Elon Musk announced this morning that he offered to buy Twitter for $43 billion. Just last week, he bought 9.2% of the company for $3 billion, then declined a board seat. Conveniently enough, the controversial CEO of Tesla and SpaceX was already preparing to speak at the TED2022 conference for a conversation that was in such high demand that TED made the livestream available to the public.
In the first question of the session, TED head Chris Anderson immediately asked Musk why he made an offer to buy Twitter.
“I think it’s very important for there to be an inclusive arena for free speech. Twitter has become kind of a de facto town square, so it’s really important that people have both the reality and the perception that they are able to speak freely within the bounds of the law,” he said, after jokingly trying to deflect the question to talk about the movie “Ted,” which stars a talking bear.
Anderson pointed out that Musk identifies as a “free speech absolutist.” Musk understands that Twitter must adhere to US laws (it’s illegal to yell “fire!” in a movie theater if there is no fire, for example), but he thinks that “if someone you don’t like is allowed to say something you don’t like, if that is the case, then we have free speech.”
Of course, it is not against the rules to disagree with someone on Twitter, but the rules do prohibit things like hate speech, targeted harassment, and COVID-19 misinformation, so it’s unclear what kind of changes Musk would actually want to make to the platform’s rules. He said he wants Twitter to match the laws of the country it’s operating in, which mirrors the approach that platforms like Parler and Truth Social are taking. He added that he thinks it’s ok to put users “in time out,” but that permanent bans aren’t productive.
Musk added that he wants Twitter’s code, including its algorithm, to be available on Github.

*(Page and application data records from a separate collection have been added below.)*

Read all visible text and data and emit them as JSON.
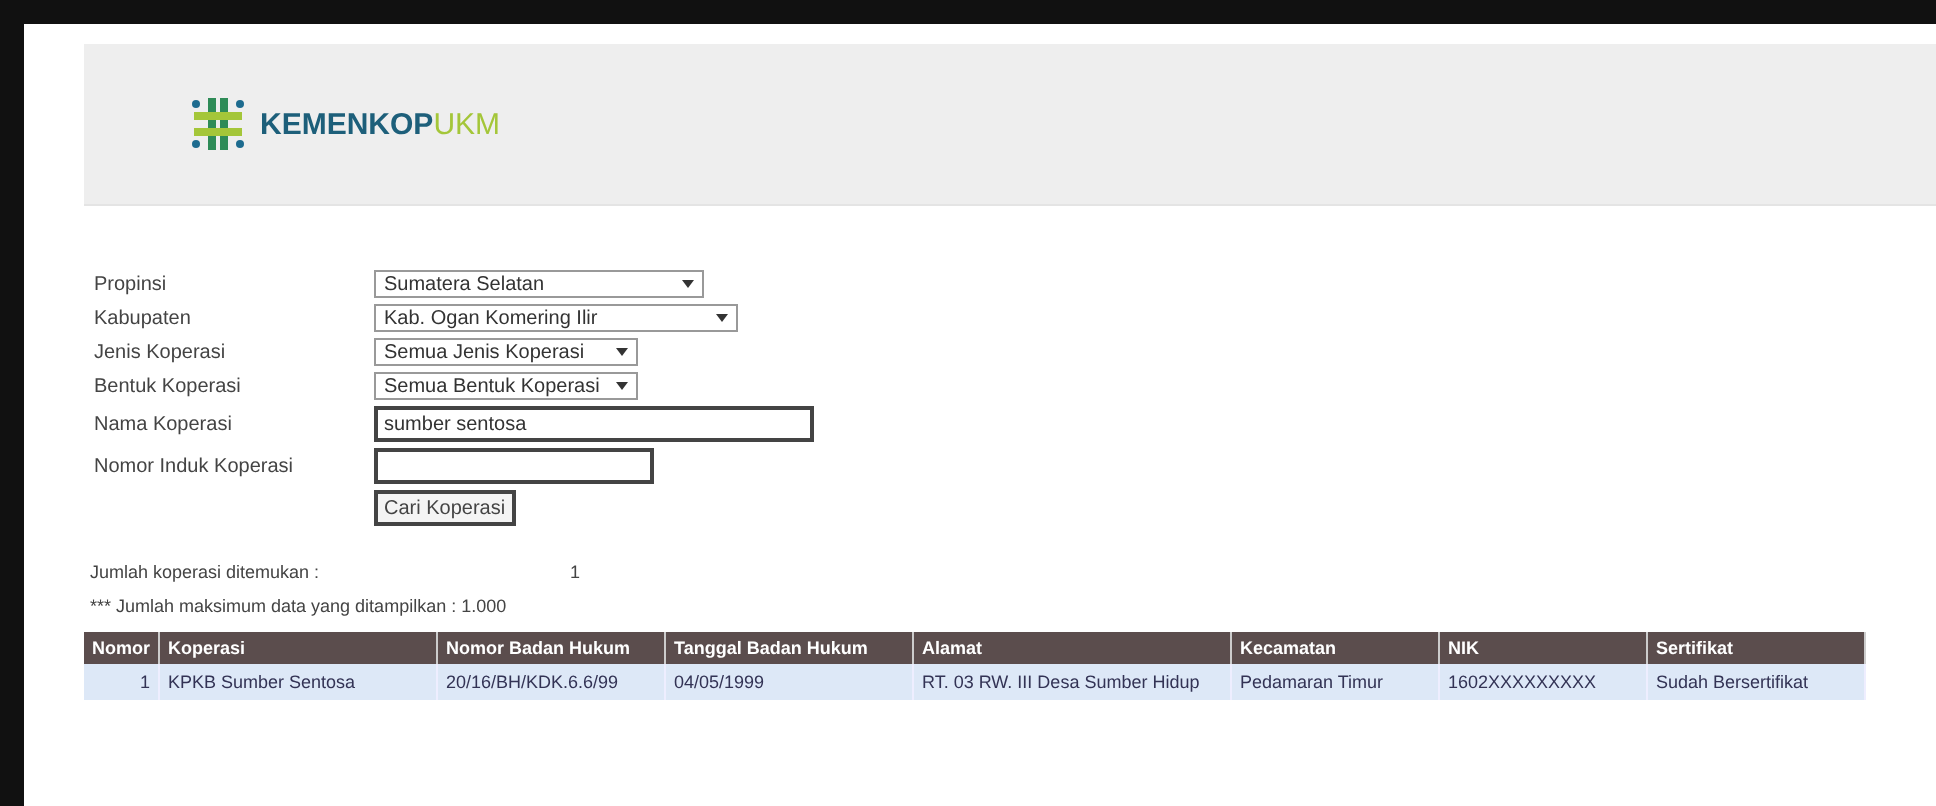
{
  "header": {
    "logo": {
      "main": "KEMENKOP",
      "accent": "UKM"
    }
  },
  "form": {
    "fields": [
      {
        "kind": "select",
        "label": "Propinsi",
        "value": "Sumatera Selatan"
      },
      {
        "kind": "select",
        "label": "Kabupaten",
        "value": "Kab. Ogan Komering Ilir"
      },
      {
        "kind": "select",
        "label": "Jenis Koperasi",
        "value": "Semua Jenis Koperasi"
      },
      {
        "kind": "select",
        "label": "Bentuk Koperasi",
        "value": "Semua Bentuk Koperasi"
      },
      {
        "kind": "text",
        "label": "Nama Koperasi",
        "value": "sumber sentosa"
      },
      {
        "kind": "text",
        "label": "Nomor Induk Koperasi"
      }
    ],
    "button": "Cari Koperasi"
  },
  "summary": {
    "found_label": "Jumlah koperasi ditemukan :",
    "found_value": "1",
    "max_note": "*** Jumlah maksimum data yang ditampilkan : 1.000"
  },
  "table": {
    "columns": [
      "Nomor",
      "Koperasi",
      "Nomor Badan Hukum",
      "Tanggal Badan Hukum",
      "Alamat",
      "Kecamatan",
      "NIK",
      "Sertifikat"
    ],
    "rows": [
      [
        "1",
        "KPKB Sumber Sentosa",
        "20/16/BH/KDK.6.6/99",
        "04/05/1999",
        "RT. 03 RW. III Desa Sumber Hidup",
        "Pedamaran Timur",
        "1602XXXXXXXXX",
        "Sudah Bersertifikat"
      ]
    ]
  }
}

Several US legislators have called for greater transparency around social media algorithms, especially in the wake of former Facebook employee Frances Haugen’s document leaks, which show that Facebook favors content that’s more likely to incite anger.
Musk also wants to reduce spam on the platform.